I love Frankie Cosmos. That’s kind of a spoiler-y way to begin a review, but I said it anyway. All three of their previous three albums, and by “they” I mean Greta Kline and whoever else has been in her band around here, have been great. They all finished in my top two albums of the year they came out. “On the Lips” is one of my favorite songs from the last decade or so. I’ve watched Greta evolve as a lyricist, and also seen the band fill out and solidify. Early on, Frankie Cosmos was basically just Kline tossing off a ton of lo-fi indie songs. Bedroom pop or whatever. Hey, she was a teenager with rich creatives for parents. More power to her! I never go back to listen to anything from before the band’s first album Zentropy, but Kline is still fairly prolific, even if she’s slowed down a bit. Frankie Cosmos just released Vessel last year. And now they have a new album Close It Quietly.
I’ve already listened to it a few times in its entirety. Just earlier today, I listened to it with ear buds in as I broke down a bunch of cardboard boxes. It made the process go a lot faster, even with all the spiders that were involved. That’s neither here nor there, though. I’m just annoyed by all those boxes and spiders.
This is, of course, my initial impression. Close It Quietly will probably grow on me. Frankie Cosmos albums reward repeat listening. The sound is largely the same as prior albums. That’s not a problem. I love the band’s sound! It’s lo-fi indie rock that still is melodic. I feel like the sound of this album is a bit quieter, and less jangly, which is not for the better. I feel like Vessel and Next Thing had a little more bite or punch, not that Frankie Cosmos do a lot of rockers. This is pretty much a rocker-free album, though.
What I do like, though, is how Kline just gets to the point with this album. There are 21 songs on the album. Only one is over three minutes long, and a lot of them are under two minutes. I dig that. Kline has a lot on her mind, but she likes to just dip in, make her points, and get out. It’s sort of perfect for her style of music. Kline still has an interesting voice. It’s sort of monotone, but not without emotion. I guess I’m just on her wavelength sonically.
Kline also remains a really good lyricist. There are always a few lines on every album that make me roll my eyes. I still recall her song from Zentropy that begins with the lyric, “My ass is made of velvet.” There are a couple of clunkers on Close It Quietly, but there are more lines that I really love. She has a knack for stating big things and big emotions simply. I love the song “Actin’ Weird” on this album. It’s a minute and 10 seconds, and it’s basically perfect.
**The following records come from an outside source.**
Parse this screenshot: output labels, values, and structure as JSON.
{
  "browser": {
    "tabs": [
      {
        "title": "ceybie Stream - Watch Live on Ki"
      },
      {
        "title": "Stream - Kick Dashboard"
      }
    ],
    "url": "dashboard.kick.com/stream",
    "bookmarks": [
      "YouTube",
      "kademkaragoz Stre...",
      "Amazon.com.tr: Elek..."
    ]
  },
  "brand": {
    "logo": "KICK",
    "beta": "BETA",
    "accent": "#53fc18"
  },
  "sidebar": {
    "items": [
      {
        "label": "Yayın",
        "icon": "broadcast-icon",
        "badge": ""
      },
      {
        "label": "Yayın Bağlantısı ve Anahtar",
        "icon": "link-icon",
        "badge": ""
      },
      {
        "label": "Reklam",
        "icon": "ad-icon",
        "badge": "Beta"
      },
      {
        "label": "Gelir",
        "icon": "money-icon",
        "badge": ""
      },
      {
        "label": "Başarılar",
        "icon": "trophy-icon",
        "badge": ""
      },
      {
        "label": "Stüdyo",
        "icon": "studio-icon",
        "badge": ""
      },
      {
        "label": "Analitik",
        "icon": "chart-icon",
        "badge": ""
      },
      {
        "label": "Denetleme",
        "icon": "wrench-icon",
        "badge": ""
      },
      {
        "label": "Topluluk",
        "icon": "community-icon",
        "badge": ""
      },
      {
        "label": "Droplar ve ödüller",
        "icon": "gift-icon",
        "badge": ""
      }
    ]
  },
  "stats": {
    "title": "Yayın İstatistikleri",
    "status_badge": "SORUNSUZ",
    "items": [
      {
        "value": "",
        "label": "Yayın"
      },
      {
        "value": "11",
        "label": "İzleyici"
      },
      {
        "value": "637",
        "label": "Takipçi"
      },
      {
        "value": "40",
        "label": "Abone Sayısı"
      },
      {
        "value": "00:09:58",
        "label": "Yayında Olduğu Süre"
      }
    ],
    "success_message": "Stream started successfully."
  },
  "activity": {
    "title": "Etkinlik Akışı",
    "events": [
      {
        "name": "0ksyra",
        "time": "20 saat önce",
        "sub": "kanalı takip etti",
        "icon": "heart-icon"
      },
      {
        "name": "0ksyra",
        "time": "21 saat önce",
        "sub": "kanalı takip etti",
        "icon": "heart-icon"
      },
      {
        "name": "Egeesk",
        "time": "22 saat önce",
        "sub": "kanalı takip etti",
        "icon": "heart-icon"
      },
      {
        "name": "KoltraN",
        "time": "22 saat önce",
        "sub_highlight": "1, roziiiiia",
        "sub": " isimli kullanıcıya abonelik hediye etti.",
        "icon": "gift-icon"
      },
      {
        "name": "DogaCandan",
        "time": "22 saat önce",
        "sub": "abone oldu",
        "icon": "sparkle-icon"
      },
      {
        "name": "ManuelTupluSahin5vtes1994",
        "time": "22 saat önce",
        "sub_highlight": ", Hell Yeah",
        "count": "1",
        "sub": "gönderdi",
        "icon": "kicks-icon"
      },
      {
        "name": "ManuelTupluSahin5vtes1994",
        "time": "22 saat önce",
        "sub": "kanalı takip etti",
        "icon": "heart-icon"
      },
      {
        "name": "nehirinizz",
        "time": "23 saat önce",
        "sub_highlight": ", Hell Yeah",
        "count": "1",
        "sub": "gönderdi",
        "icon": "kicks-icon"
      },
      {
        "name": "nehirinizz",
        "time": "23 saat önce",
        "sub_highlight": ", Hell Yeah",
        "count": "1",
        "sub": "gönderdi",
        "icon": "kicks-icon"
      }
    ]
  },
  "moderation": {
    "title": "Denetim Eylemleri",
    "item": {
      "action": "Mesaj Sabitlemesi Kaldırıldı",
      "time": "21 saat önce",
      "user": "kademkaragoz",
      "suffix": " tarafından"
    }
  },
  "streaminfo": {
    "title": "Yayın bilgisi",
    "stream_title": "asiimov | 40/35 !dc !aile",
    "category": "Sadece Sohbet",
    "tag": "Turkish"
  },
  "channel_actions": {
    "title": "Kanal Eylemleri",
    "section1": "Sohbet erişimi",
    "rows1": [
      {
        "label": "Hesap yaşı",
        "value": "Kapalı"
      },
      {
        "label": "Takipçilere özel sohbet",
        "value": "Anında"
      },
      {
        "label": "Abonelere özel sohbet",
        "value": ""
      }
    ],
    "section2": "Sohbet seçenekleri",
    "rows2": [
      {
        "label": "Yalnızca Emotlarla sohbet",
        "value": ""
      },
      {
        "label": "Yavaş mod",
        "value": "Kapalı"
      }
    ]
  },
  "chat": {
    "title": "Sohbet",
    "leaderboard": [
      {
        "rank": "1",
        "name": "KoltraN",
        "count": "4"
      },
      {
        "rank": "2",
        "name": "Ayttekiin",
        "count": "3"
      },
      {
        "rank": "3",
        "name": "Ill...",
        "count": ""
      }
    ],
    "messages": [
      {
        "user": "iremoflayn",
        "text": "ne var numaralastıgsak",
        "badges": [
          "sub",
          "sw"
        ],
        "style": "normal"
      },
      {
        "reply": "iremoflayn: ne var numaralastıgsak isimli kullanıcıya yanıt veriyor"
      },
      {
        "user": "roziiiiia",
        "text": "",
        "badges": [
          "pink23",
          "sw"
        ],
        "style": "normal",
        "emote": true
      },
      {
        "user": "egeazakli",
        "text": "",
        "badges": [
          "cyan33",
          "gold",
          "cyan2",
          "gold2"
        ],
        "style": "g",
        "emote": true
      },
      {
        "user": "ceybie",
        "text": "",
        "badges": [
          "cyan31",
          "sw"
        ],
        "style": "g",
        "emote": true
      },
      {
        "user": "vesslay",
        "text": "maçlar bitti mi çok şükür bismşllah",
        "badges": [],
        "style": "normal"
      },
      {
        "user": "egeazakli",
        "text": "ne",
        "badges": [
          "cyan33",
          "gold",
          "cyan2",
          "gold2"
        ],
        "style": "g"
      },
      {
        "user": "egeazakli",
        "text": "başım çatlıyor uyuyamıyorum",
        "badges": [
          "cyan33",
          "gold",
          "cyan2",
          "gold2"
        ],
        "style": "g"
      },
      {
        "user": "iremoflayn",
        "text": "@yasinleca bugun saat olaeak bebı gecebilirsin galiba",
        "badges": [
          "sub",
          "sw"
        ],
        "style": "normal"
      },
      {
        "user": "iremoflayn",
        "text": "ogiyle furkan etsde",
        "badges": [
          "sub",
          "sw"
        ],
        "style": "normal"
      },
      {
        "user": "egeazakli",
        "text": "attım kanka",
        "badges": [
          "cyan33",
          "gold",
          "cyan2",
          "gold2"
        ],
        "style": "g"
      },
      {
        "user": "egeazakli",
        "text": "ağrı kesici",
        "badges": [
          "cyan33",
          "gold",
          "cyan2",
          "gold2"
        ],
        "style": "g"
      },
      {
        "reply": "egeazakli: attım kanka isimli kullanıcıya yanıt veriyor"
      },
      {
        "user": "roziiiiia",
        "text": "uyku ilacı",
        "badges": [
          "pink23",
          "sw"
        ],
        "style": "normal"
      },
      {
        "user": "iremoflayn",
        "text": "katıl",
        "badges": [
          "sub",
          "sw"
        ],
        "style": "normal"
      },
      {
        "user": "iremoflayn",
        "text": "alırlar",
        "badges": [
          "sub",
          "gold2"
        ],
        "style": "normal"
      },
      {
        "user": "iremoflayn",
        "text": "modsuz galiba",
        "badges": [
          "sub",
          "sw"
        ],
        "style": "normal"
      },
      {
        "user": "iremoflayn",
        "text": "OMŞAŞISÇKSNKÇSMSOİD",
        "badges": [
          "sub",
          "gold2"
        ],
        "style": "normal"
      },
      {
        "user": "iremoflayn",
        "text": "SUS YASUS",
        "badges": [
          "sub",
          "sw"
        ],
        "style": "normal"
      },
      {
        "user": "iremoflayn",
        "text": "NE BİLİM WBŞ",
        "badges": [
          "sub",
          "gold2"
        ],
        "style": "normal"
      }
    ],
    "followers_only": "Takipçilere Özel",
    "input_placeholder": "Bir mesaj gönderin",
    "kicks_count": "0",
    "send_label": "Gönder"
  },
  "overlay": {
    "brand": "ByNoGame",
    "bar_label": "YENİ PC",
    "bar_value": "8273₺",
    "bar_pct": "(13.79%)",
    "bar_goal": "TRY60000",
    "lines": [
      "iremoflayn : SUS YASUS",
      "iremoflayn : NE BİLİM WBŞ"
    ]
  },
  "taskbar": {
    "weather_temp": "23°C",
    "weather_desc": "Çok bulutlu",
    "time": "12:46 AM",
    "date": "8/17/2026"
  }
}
There are two ways to look at this. First, I will say that Close It Quietly is probably fourth on my list of Frankie Cosmos albums, and that’s out of four. Maybe it’s better than their debut, Zentropy, but that album is so lo-fi and simple and I just dig that so much. I don’t even want to say that it’s a step down from Vessel. It’s a different sort of thing. Greta and company are taking a slightly different approach in their sound it feels like, but I don’t mind that.
The other way to look at this is to say that Close It Quietly rules. It’s a great album. I’m already really into it. Grading it against other Frankie Cosmos albums is a rough standard. You don’t knock The Last Supper because it’s not the Mona Lisa. This album will end up in my top five of the year. I need more listens to it, and to some of my other favorite albums of the year, like Charly Bliss and Mannequin Pussy, to figure it all out. Close It Quietly is another home run for Frankie Cosmos, though. It doesn’t have the “killer app” song to me just yet, the one I’m going to gravitate toward and listen to over and over. There are no songs I want to skip, though. It’s all killer, no filler and another triumph.